July 17, 2015
Photographer, poet and inventor BERENICE ABBOTT (born Bernice, 1898–1991) created some of the 20th century’s most iconic images. Born in podunk Ohio, she dropped out of Ohio State and travelled to Greenwich Village, then Paris and Berlin. She was a darkroom assistant to Man Ray, who fired her first interest in photography and showed her the work of Atget. Roommate Djuna Barnes suggested the alternative, more sophisticated version of her given name, and her portraits of Joyce, Cocteau, and others were prized. But it was the face of the city that called out her genius. Returning to New York from Paris in 1929 she saw the beauty of the urban quotidian — Bowery shopfronts, pushcarts, hotdog stands on the beach, midtown Automats — as well as the soaring structural excellence of the Manhattan Bridge, the old Penn Station, and the Flatiron Building. Unlike contemporary Margaret Bourke-White, she used the Chrysler Building more as a platform than a subject, refusing its obvious aesthetic in favour of a shot of the Waldorf-Astoria from its heights and, even better, an angular study of one corner of the neglected Deco base. Her startling vision has become the American vernacular, just as Atget’s images continue to condition our perception of Parisian streets and cafés. It is a quirky coincidence that a contract for a 1958 physics textbook, including images of bouncing balls and prism-bent rays of light, brought her work to thousands of high schoolers across the land.
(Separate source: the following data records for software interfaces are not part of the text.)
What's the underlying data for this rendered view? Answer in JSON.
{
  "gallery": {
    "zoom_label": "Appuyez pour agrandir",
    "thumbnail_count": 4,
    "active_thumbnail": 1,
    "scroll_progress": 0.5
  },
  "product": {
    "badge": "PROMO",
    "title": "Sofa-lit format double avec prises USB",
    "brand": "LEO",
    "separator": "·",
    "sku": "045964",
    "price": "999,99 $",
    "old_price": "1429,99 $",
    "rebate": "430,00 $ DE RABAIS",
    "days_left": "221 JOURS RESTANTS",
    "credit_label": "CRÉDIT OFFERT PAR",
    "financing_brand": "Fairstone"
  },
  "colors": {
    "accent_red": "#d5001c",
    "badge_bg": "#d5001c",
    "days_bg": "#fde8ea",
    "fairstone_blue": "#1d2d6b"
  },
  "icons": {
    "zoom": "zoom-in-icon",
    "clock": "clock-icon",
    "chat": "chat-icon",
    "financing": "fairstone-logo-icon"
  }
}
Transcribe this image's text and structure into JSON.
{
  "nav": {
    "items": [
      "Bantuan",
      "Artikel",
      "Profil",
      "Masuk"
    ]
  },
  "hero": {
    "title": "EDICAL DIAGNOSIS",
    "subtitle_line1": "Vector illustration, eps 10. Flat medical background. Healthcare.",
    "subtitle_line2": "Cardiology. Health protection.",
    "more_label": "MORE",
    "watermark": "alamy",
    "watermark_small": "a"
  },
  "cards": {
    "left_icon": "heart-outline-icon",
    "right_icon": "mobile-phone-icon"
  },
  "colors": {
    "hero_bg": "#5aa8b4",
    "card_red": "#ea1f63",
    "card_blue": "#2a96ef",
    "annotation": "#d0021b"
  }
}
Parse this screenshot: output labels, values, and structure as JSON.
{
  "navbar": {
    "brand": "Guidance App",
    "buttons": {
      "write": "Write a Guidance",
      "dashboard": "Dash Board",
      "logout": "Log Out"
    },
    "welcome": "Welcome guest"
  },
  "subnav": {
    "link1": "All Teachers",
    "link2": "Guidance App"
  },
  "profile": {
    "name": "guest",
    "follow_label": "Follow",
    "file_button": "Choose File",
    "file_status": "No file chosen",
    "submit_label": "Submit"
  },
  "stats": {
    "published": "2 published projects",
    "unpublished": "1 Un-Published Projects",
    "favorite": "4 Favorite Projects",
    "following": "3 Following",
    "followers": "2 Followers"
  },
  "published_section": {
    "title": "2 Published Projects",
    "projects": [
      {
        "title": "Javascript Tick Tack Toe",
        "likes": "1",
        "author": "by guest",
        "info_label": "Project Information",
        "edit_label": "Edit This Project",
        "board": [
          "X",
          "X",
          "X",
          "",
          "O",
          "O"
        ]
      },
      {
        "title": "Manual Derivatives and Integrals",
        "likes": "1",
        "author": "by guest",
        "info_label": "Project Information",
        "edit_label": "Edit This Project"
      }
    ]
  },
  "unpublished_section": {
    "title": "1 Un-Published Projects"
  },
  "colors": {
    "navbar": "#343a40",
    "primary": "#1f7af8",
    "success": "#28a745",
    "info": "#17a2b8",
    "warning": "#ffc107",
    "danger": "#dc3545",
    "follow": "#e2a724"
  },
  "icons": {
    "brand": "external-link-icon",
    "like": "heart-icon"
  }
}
READ MORE about members of the Hardboiled Generation (1894-1903).